Items from an interface collection
________

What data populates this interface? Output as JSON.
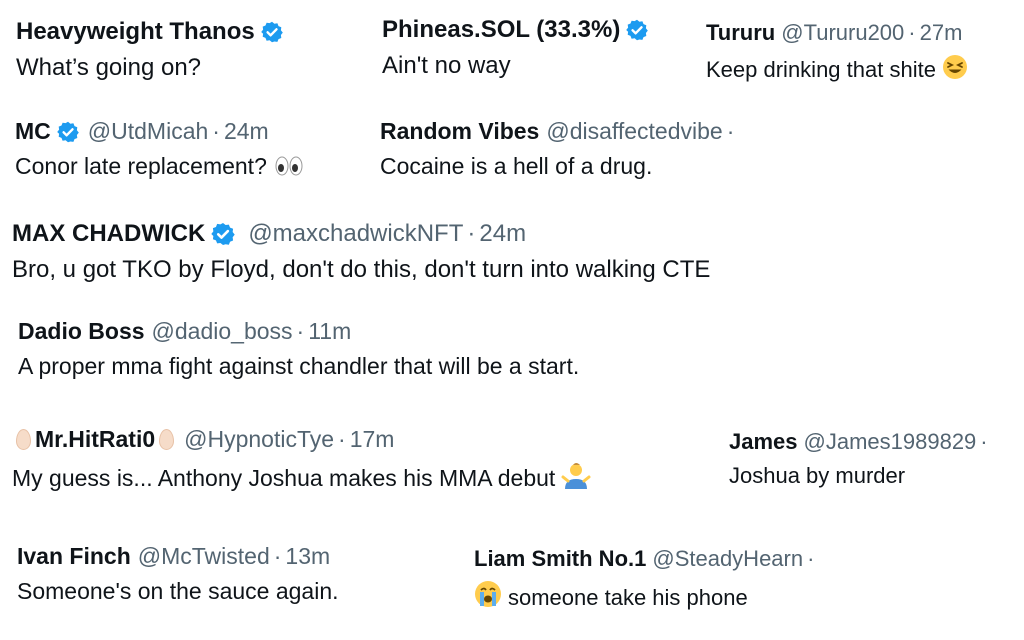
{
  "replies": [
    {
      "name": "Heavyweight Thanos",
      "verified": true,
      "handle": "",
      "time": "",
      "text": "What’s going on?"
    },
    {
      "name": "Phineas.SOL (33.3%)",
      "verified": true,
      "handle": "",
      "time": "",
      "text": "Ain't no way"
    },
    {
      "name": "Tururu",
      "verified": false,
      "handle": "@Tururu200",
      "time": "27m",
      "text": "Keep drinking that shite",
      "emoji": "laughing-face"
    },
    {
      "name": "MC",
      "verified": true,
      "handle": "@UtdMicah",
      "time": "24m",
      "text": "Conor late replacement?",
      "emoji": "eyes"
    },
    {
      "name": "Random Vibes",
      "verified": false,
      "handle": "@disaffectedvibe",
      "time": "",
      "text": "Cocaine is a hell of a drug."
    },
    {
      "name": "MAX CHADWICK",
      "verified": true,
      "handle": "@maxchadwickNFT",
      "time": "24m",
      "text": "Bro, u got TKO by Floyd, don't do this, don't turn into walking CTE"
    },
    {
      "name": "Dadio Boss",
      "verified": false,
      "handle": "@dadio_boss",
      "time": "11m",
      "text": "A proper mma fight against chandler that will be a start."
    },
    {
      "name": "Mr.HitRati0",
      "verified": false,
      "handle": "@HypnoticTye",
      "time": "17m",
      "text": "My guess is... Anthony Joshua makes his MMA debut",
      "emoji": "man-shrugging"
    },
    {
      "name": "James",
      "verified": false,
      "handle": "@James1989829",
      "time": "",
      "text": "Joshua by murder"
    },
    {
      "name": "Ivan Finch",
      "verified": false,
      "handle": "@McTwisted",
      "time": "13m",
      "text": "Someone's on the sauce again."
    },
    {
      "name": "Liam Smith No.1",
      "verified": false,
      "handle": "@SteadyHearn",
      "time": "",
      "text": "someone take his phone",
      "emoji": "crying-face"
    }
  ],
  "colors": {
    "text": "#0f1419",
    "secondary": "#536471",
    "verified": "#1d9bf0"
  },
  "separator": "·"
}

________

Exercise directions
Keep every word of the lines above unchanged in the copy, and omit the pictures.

Completed task
What data populates this interface? Output as JSON.
{
  "replies": [
    {
      "name": "Heavyweight Thanos",
      "verified": true,
      "handle": "",
      "time": "",
      "text": "What’s going on?"
    },
    {
      "name": "Phineas.SOL (33.3%)",
      "verified": true,
      "handle": "",
      "time": "",
      "text": "Ain't no way"
    },
    {
      "name": "Tururu",
      "verified": false,
      "handle": "@Tururu200",
      "time": "27m",
      "text": "Keep drinking that shite",
      "emoji": "laughing-face"
    },
    {
      "name": "MC",
      "verified": true,
      "handle": "@UtdMicah",
      "time": "24m",
      "text": "Conor late replacement?",
      "emoji": "eyes"
    },
    {
      "name": "Random Vibes",
      "verified": false,
      "handle": "@disaffectedvibe",
      "time": "",
      "text": "Cocaine is a hell of a drug."
    },
    {
      "name": "MAX CHADWICK",
      "verified": true,
      "handle": "@maxchadwickNFT",
      "time": "24m",
      "text": "Bro, u got TKO by Floyd, don't do this, don't turn into walking CTE"
    },
    {
      "name": "Dadio Boss",
      "verified": false,
      "handle": "@dadio_boss",
      "time": "11m",
      "text": "A proper mma fight against chandler that will be a start."
    },
    {
      "name": "Mr.HitRati0",
      "verified": false,
      "handle": "@HypnoticTye",
      "time": "17m",
      "text": "My guess is... Anthony Joshua makes his MMA debut",
      "emoji": "man-shrugging"
    },
    {
      "name": "James",
      "verified": false,
      "handle": "@James1989829",
      "time": "",
      "text": "Joshua by murder"
    },
    {
      "name": "Ivan Finch",
      "verified": false,
      "handle": "@McTwisted",
      "time": "13m",
      "text": "Someone's on the sauce again."
    },
    {
      "name": "Liam Smith No.1",
      "verified": false,
      "handle": "@SteadyHearn",
      "time": "",
      "text": "someone take his phone",
      "emoji": "crying-face"
    }
  ],
  "colors": {
    "text": "#0f1419",
    "secondary": "#536471",
    "verified": "#1d9bf0"
  },
  "separator": "·"
}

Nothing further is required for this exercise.